Informatics, Spatial & Single Cell Systems, Epigenetic & Epitranscriptomic Regulation,
Genome Architecture & Design, and Sequencing Platforms. The genomics infrastructure at
the GIS is also utilised to train new scientific talent, to function as a bridge for academic and
industrial research, and to explore scientific questions of high impact.
For more information about GIS, please visit www.a-star.edu.sg/gis.
About the Agency for Science, Technology and Research (A*STAR)
The Agency for Science, Technology and Research (A*STAR) is Singapore's lead public
sector R&D agency, spearheading economic-oriented research to advance scientific
discovery and develop innovative technology. Through open innovation, we collaborate with
our partners in both the public and private sectors to benefit society.
As a Science and Technology Organisation, A*STAR bridges the gap between academia
and industry. Our research creates economic growth and jobs for Singapore, and enhances
lives by contributing to societal benefits such as improving outcomes in healthcare, urban
living, and sustainability.
We play a key role in nurturing and developing a diversity of talent and leaders in our Agency
and research entities, the wider research community and industry. A*STAR’s R&D activities
span biomedical sciences and physical sciences and engineering, with research entities
primarily located in Biopolis and Fusionopolis.
ANNEX A – NOTES TO EDITOR
The research findings described in this media release can be found in the scientific journal
Cell, under the title, “Onco-fetal reprogramming of endothelial cells drivesimmunosuppressive macrophages in Hepatocellular Carcinoma” by Ankur Sharma1,2*,
Justine Jia Wen Seow1,15, Charles-Antoine Dutertre3,4,15, Rhea Pai1, Camille Blériot3, Archita
Mishra3, Regina Men Men Wong1, Gurmit Singh Naranjan Singh3, Samydurai Sudhagar1,
Shabnam Khalilnezhad3, Sergio Erdal3, Hui Min Teo1, Ahad Khalilnezhad3, Svetoslav Chakarov3, Tony Kiat Hon Lim5, Alexander Chung Yaw Fui6, Alfred Kow Wei Chieh7, Cheow

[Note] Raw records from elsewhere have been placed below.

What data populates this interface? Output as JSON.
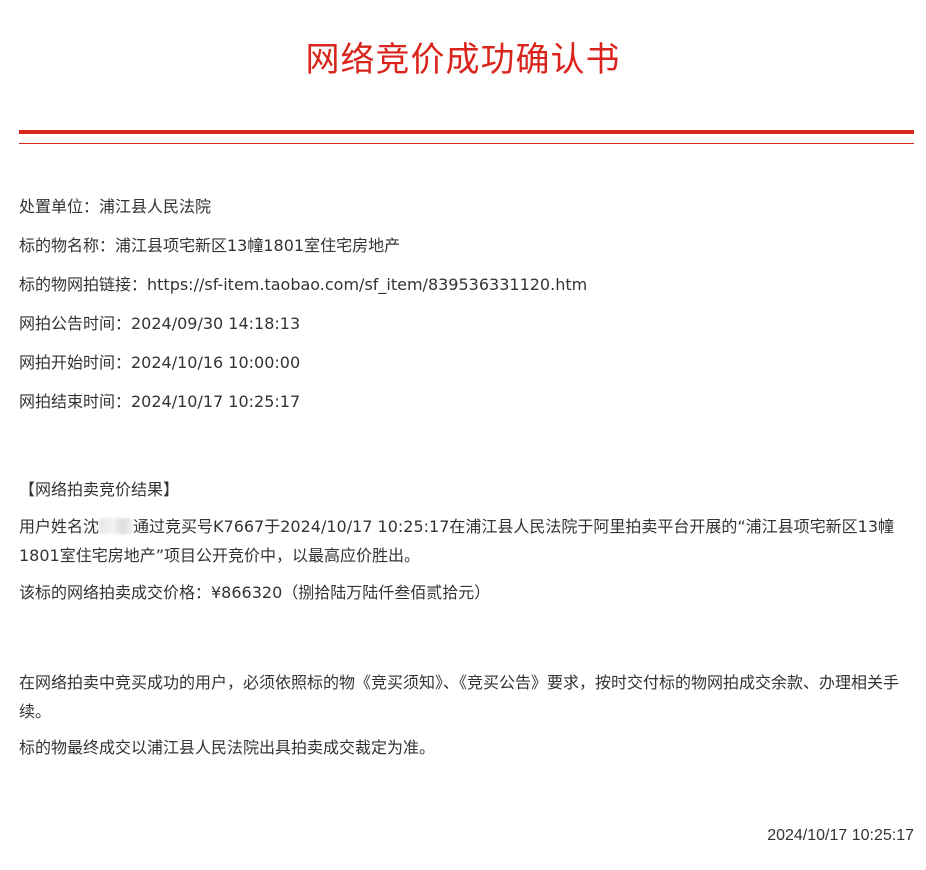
{
  "document": {
    "title": "网络竞价成功确认书",
    "accent_color": "#d9251c"
  },
  "info": {
    "disposal_unit": "处置单位：浦江县人民法院",
    "item_name": "标的物名称：浦江县项宅新区13幢1801室住宅房地产",
    "item_link": "标的物网拍链接：https://sf-item.taobao.com/sf_item/839536331120.htm",
    "announce_time": "网拍公告时间：2024/09/30 14:18:13",
    "start_time": "网拍开始时间：2024/10/16 10:00:00",
    "end_time": "网拍结束时间：2024/10/17 10:25:17"
  },
  "result": {
    "heading": "【网络拍卖竞价结果】",
    "user_prefix": "用户姓名沈",
    "user_suffix": "通过竞买号K7667于2024/10/17 10:25:17在浦江县人民法院于阿里拍卖平台开展的“浦江县项宅新区13幢1801室住宅房地产”项目公开竞价中，以最高应价胜出。",
    "price_line": "该标的网络拍卖成交价格：¥866320（捌拾陆万陆仟叁佰贰拾元）"
  },
  "notice": {
    "para1": "在网络拍卖中竞买成功的用户，必须依照标的物《竞买须知》、《竞买公告》要求，按时交付标的物网拍成交余款、办理相关手续。",
    "para2": "标的物最终成交以浦江县人民法院出具拍卖成交裁定为准。"
  },
  "footer": {
    "date": "2024/10/17 10:25:17"
  }
}
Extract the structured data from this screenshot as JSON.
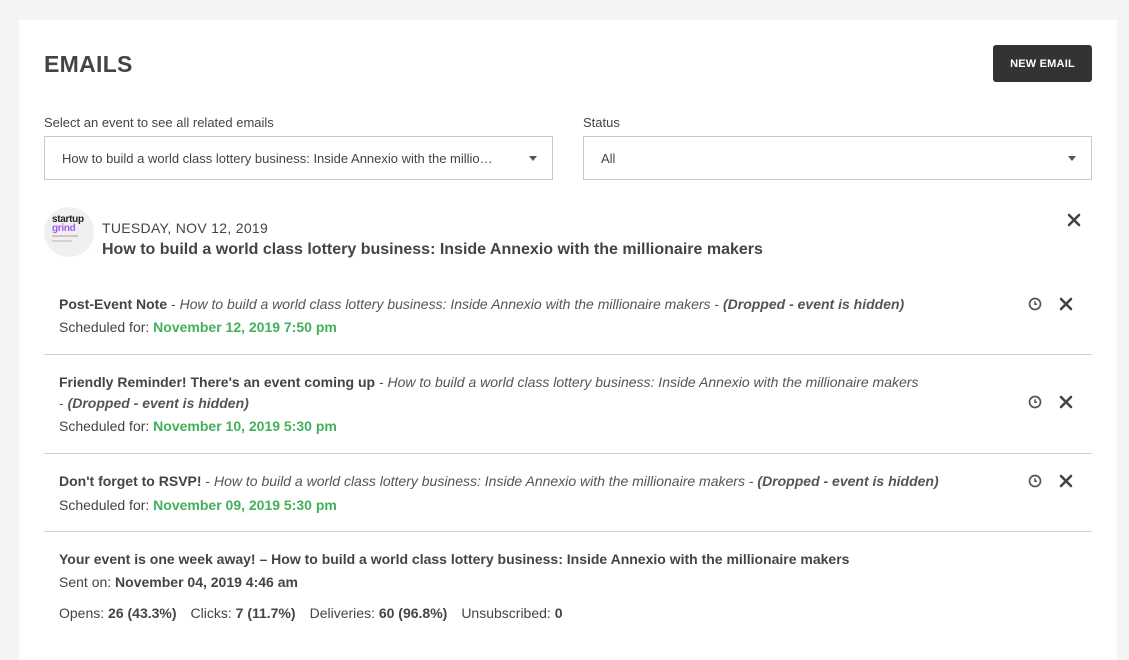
{
  "page": {
    "title": "EMAILS",
    "new_email_label": "NEW EMAIL"
  },
  "filters": {
    "event_label": "Select an event to see all related emails",
    "event_value": "How to build a world class lottery business: Inside Annexio with the millio…",
    "status_label": "Status",
    "status_value": "All"
  },
  "event": {
    "logo_text_1": "startup",
    "logo_text_2": "grind",
    "date": "TUESDAY, NOV 12, 2019",
    "name": "How to build a world class lottery business: Inside Annexio with the millionaire makers"
  },
  "emails": [
    {
      "title": "Post-Event Note",
      "sep": " - ",
      "event": "How to build a world class lottery business: Inside Annexio with the millionaire makers",
      "sep2": " - ",
      "status": "(Dropped - event is hidden)",
      "time_label": "Scheduled for: ",
      "time_value": "November 12, 2019 7:50 pm"
    },
    {
      "title": "Friendly Reminder! There's an event coming up",
      "sep": " - ",
      "event": "How to build a world class lottery business: Inside Annexio with the millionaire makers",
      "sep2": " - ",
      "status": "(Dropped - event is hidden)",
      "time_label": "Scheduled for: ",
      "time_value": "November 10, 2019 5:30 pm"
    },
    {
      "title": "Don't forget to RSVP!",
      "sep": " - ",
      "event": "How to build a world class lottery business: Inside Annexio with the millionaire makers",
      "sep2": " - ",
      "status": "(Dropped - event is hidden)",
      "time_label": "Scheduled for: ",
      "time_value": "November 09, 2019 5:30 pm"
    },
    {
      "title": "Your event is one week away! – How to build a world class lottery business: Inside Annexio with the millionaire makers",
      "time_label": "Sent on: ",
      "time_value": "November 04, 2019 4:46 am",
      "stats": {
        "opens_label": "Opens: ",
        "opens_value": "26 (43.3%)",
        "clicks_label": "Clicks: ",
        "clicks_value": "7 (11.7%)",
        "deliveries_label": "Deliveries: ",
        "deliveries_value": "60 (96.8%)",
        "unsub_label": "Unsubscribed: ",
        "unsub_value": "0"
      }
    }
  ],
  "colors": {
    "accent_green": "#43b05c",
    "button_dark": "#333333",
    "brand_purple": "#a25cf0"
  },
  "icons": [
    "close-icon",
    "clock-icon",
    "chevron-down-icon"
  ]
}
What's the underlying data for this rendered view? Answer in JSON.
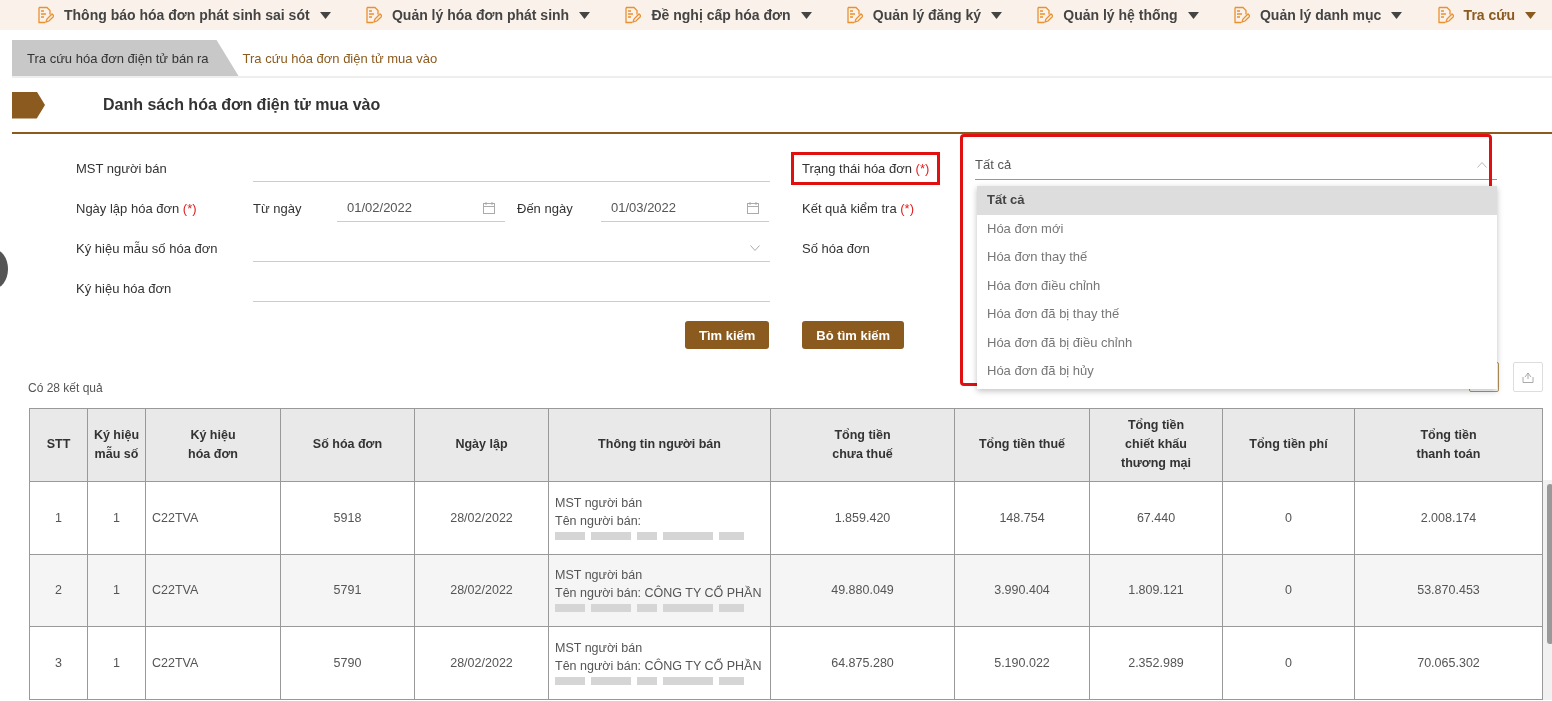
{
  "menu": [
    {
      "label": "Thông báo hóa đơn phát sinh sai sót",
      "active": false
    },
    {
      "label": "Quản lý hóa đơn phát sinh",
      "active": false
    },
    {
      "label": "Đề nghị cấp hóa đơn",
      "active": false
    },
    {
      "label": "Quản lý đăng ký",
      "active": false
    },
    {
      "label": "Quản lý hệ thống",
      "active": false
    },
    {
      "label": "Quản lý danh mục",
      "active": false
    },
    {
      "label": "Tra cứu",
      "active": true
    }
  ],
  "tabs": [
    {
      "label": "Tra cứu hóa đơn điện tử bán ra",
      "selected": false
    },
    {
      "label": "Tra cứu hóa đơn điện tử mua vào",
      "selected": true
    }
  ],
  "page_title": "Danh sách hóa đơn điện tử mua vào",
  "form": {
    "seller_tax_code": {
      "label": "MST người bán"
    },
    "issue_date": {
      "label": "Ngày lập hóa đơn",
      "required_mark": "(*)",
      "from_label": "Từ ngày",
      "from_value": "01/02/2022",
      "to_label": "Đến ngày",
      "to_value": "01/03/2022"
    },
    "template_code": {
      "label": "Ký hiệu mẫu số hóa đơn"
    },
    "invoice_series": {
      "label": "Ký hiệu hóa đơn"
    },
    "status": {
      "label": "Trạng thái hóa đơn",
      "required_mark": "(*)",
      "highlighted": true,
      "value": "Tất cả",
      "expanded": true,
      "options": [
        {
          "label": "Tất cả",
          "selected": true
        },
        {
          "label": "Hóa đơn mới",
          "selected": false
        },
        {
          "label": "Hóa đơn thay thế",
          "selected": false
        },
        {
          "label": "Hóa đơn điều chỉnh",
          "selected": false
        },
        {
          "label": "Hóa đơn đã bị thay thế",
          "selected": false
        },
        {
          "label": "Hóa đơn đã bị điều chỉnh",
          "selected": false
        },
        {
          "label": "Hóa đơn đã bị hủy",
          "selected": false
        }
      ]
    },
    "check_result": {
      "label": "Kết quả kiểm tra",
      "required_mark": "(*)"
    },
    "invoice_number": {
      "label": "Số hóa đơn"
    }
  },
  "buttons": [
    {
      "label": "Tìm kiếm"
    },
    {
      "label": "Bỏ tìm kiếm"
    }
  ],
  "result_count": "Có 28 kết quả",
  "table": {
    "columns": [
      "STT",
      "Ký hiệu\nmẫu số",
      "Ký hiệu\nhóa đơn",
      "Số hóa đơn",
      "Ngày lập",
      "Thông tin người bán",
      "Tổng tiền\nchưa thuế",
      "Tổng tiền thuế",
      "Tổng tiền\nchiết khấu\nthương mại",
      "Tổng tiền phí",
      "Tổng tiền\nthanh toán"
    ],
    "rows": [
      {
        "stt": "1",
        "template": "1",
        "series": "C22TVA",
        "number": "5918",
        "date": "28/02/2022",
        "seller": {
          "tax_code_label": "MST người bán",
          "name_label": "Tên người bán:"
        },
        "totals": [
          "1.859.420",
          "148.754",
          "67.440",
          "0",
          "2.008.174"
        ]
      },
      {
        "stt": "2",
        "template": "1",
        "series": "C22TVA",
        "number": "5791",
        "date": "28/02/2022",
        "seller": {
          "tax_code_label": "MST người bán",
          "name_label": "Tên người bán: CÔNG TY CỔ PHẦN"
        },
        "totals": [
          "49.880.049",
          "3.990.404",
          "1.809.121",
          "0",
          "53.870.453"
        ]
      },
      {
        "stt": "3",
        "template": "1",
        "series": "C22TVA",
        "number": "5790",
        "date": "28/02/2022",
        "seller": {
          "tax_code_label": "MST người bán",
          "name_label": "Tên người bán: CÔNG TY CỔ PHẦN"
        },
        "totals": [
          "64.875.280",
          "5.190.022",
          "2.352.989",
          "0",
          "70.065.302"
        ]
      }
    ]
  }
}
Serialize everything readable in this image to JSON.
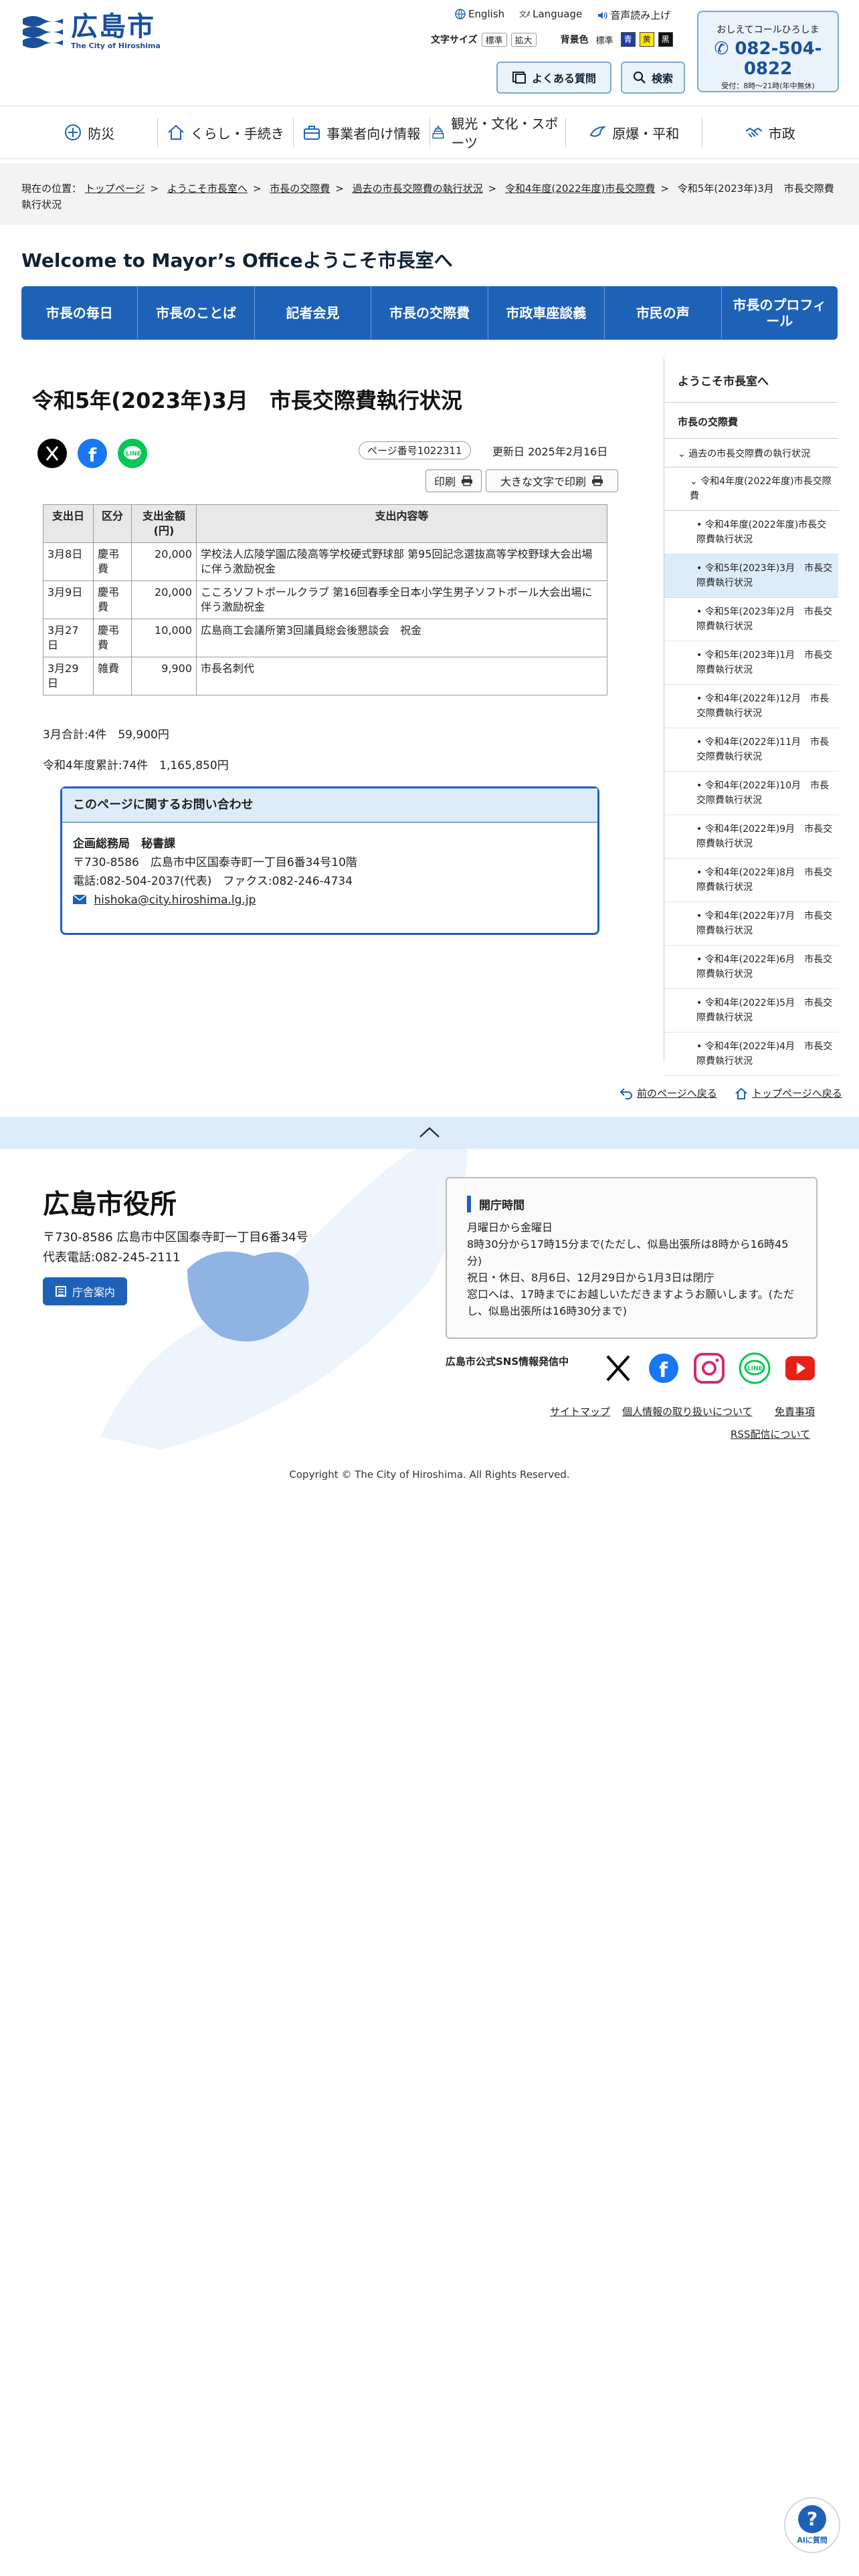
{
  "header": {
    "logo_text": "広島市",
    "logo_sub": "The City of Hiroshima",
    "english": "English",
    "language": "Language",
    "voice": "音声読み上げ",
    "text_size_label": "文字サイズ",
    "size_standard": "標準",
    "size_large": "拡大",
    "bg_color_label": "背景色",
    "bg_standard": "標準",
    "bg_blue": "青",
    "bg_yellow": "黄",
    "bg_black": "黒",
    "faq_button": "よくある質問",
    "search_button": "検索",
    "call_title": "おしえてコールひろしま",
    "call_number": "082-504-0822",
    "call_hours": "受付：8時～21時(年中無休)"
  },
  "global_nav": [
    {
      "label": "防災",
      "icon": "bousai-icon"
    },
    {
      "label": "くらし・手続き",
      "icon": "house-icon"
    },
    {
      "label": "事業者向け情報",
      "icon": "briefcase-icon"
    },
    {
      "label": "観光・文化・スポーツ",
      "icon": "landmark-icon"
    },
    {
      "label": "原爆・平和",
      "icon": "dove-icon"
    },
    {
      "label": "市政",
      "icon": "handshake-icon"
    }
  ],
  "breadcrumb": {
    "prefix": "現在の位置：",
    "items": [
      "トップページ",
      "ようこそ市長室へ",
      "市長の交際費",
      "過去の市長交際費の執行状況",
      "令和4年度(2022年度)市長交際費"
    ],
    "current": "令和5年(2023年)3月　市長交際費執行状況"
  },
  "mayor_office": {
    "title": "Welcome to Mayor’s Officeようこそ市長室へ",
    "nav": [
      "市長の毎日",
      "市長のことば",
      "記者会見",
      "市長の交際費",
      "市政車座談義",
      "市民の声",
      "市長のプロフィール"
    ]
  },
  "article": {
    "title": "令和5年(2023年)3月　市長交際費執行状況",
    "page_id": "ページ番号1022311",
    "updated": "更新日 2025年2月16日",
    "print": "印刷",
    "print_large": "大きな文字で印刷",
    "table": {
      "headers": [
        "支出日",
        "区分",
        "支出金額(円)",
        "支出内容等"
      ],
      "rows": [
        [
          "3月8日",
          "慶弔費",
          "20,000",
          "学校法人広陵学園広陵高等学校硬式野球部 第95回記念選抜高等学校野球大会出場に伴う激励祝金"
        ],
        [
          "3月9日",
          "慶弔費",
          "20,000",
          "こころソフトボールクラブ 第16回春季全日本小学生男子ソフトボール大会出場に伴う激励祝金"
        ],
        [
          "3月27日",
          "慶弔費",
          "10,000",
          "広島商工会議所第3回議員総会後懇談会　祝金"
        ],
        [
          "3月29日",
          "雑費",
          "9,900",
          "市長名刺代"
        ]
      ]
    },
    "month_total": "3月合計:4件　59,900円",
    "year_total": "令和4年度累計:74件　1,165,850円",
    "contact": {
      "heading": "このページに関するお問い合わせ",
      "dept": "企画総務局　秘書課",
      "address": "〒730-8586　広島市中区国泰寺町一丁目6番34号10階",
      "phone": "電話:082-504-2037(代表)　ファクス:082-246-4734",
      "email": "hishoka@city.hiroshima.lg.jp"
    }
  },
  "side_nav": {
    "top": "ようこそ市長室へ",
    "level1": "市長の交際費",
    "level2": "過去の市長交際費の執行状況",
    "level3": "令和4年度(2022年度)市長交際費",
    "items": [
      "令和4年度(2022年度)市長交際費執行状況",
      "令和5年(2023年)3月　市長交際費執行状況",
      "令和5年(2023年)2月　市長交際費執行状況",
      "令和5年(2023年)1月　市長交際費執行状況",
      "令和4年(2022年)12月　市長交際費執行状況",
      "令和4年(2022年)11月　市長交際費執行状況",
      "令和4年(2022年)10月　市長交際費執行状況",
      "令和4年(2022年)9月　市長交際費執行状況",
      "令和4年(2022年)8月　市長交際費執行状況",
      "令和4年(2022年)7月　市長交際費執行状況",
      "令和4年(2022年)6月　市長交際費執行状況",
      "令和4年(2022年)5月　市長交際費執行状況",
      "令和4年(2022年)4月　市長交際費執行状況"
    ]
  },
  "back_links": {
    "prev": "前のページへ戻る",
    "top": "トップページへ戻る"
  },
  "footer": {
    "city_hall": "広島市役所",
    "address": "〒730-8586 広島市中区国泰寺町一丁目6番34号",
    "phone": "代表電話:082-245-2111",
    "guide_button": "庁舎案内",
    "hours_title": "開庁時間",
    "hours_lines": [
      "月曜日から金曜日",
      "8時30分から17時15分まで(ただし、似島出張所は8時から16時45分)",
      "祝日・休日、8月6日、12月29日から1月3日は閉庁",
      "窓口へは、17時までにお越しいただきますようお願いします。(ただし、似島出張所は16時30分まで)"
    ],
    "sns_label": "広島市公式SNS情報発信中",
    "links": [
      "サイトマップ",
      "個人情報の取り扱いについて",
      "免責事項",
      "RSS配信について"
    ],
    "copyright": "Copyright © The City of Hiroshima. All Rights Reserved."
  },
  "ai_faq": "AIに質問",
  "colors": {
    "brand_blue": "#1e62b8",
    "light_blue": "#dcecfb"
  }
}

Peng Chung6, Glenn Kunnath Bonney7, Brian Goh Kim Poh6, Jerry KY Chan8,9,10, Pierce
Chow Kah Hoe11,12*, Florent Ginhoux3,13,14*, Ramanuj DasGupta1,16,*.
- Genome Institute of Singapore, A*STAR, 60 Biopolis Street, Genome, #02-01,
Singapore 138672, Singapore
- School of Pharmacy and Biomedical Sciences, Curtin Health Innovation Institute,
Curtin University, Perth, WA 6102, Australia
- Singapore Immunology Network (SIgN), A*STAR, 8A Biomedical Grove, Immunos
Building, Level 3 and 4, Singapore 138648, Singapore
- Program in Emerging Infectious Disease, Duke-NUS Medical School, 8 College
Road, Singapore 169857, Singapore
- Department of Pathology, Singapore General Hospital, Singapore 169608,
- Department of Hepato-Pancreato-Biliary and Transplant Surgery, Singapore General
Hospital, Singapore 169608, Singapore
- Division of Hepatobiliary and Pancreatic Surgery, Department of Surgery, National
University of Hospital, Singapore 119074, Singapore
- Department of Reproductive Medicine, KK Women’s and Children’s Hospital,
Singapore 229899, Singapore
- Experimental Fetal Medicine Group, Department of Obstetrics and Gynaecology,
Yong Loo Lin School of Medicine, NUS, Singapore 117597, Singapore
- Academic Clinical Program in Obstetrics and Gynaecology, Duke-NUS Medical
School, Singapore 169857, Singapore
- Division of Surgery and Surgical Oncology, National Cancer Centre, Singapore
- Academic Clinical Programme for Surgery, Duke-NUS Medical School, Singapore
- Shanghai Institute of Immunology, Shanghai JiaoTong University School of Medicine,
Shanghai 200025, China
- Translational Immunology Institute, SingHealth Duke-NUS Academic Medical
Centre, 169856, Singapore
These authors contributed equally
Lead Contact: Ramanuj DasGupta (firstname.lastname@example.org)
*Correspondence: Ankur Sharma (email@example.com), Pierce Chow Kah Hoe
(firstname.lastname@example.org), Florent Ginhoux (email@example.com.
edu.sg), Ramanuj DasGupta (firstname.lastname@example.org).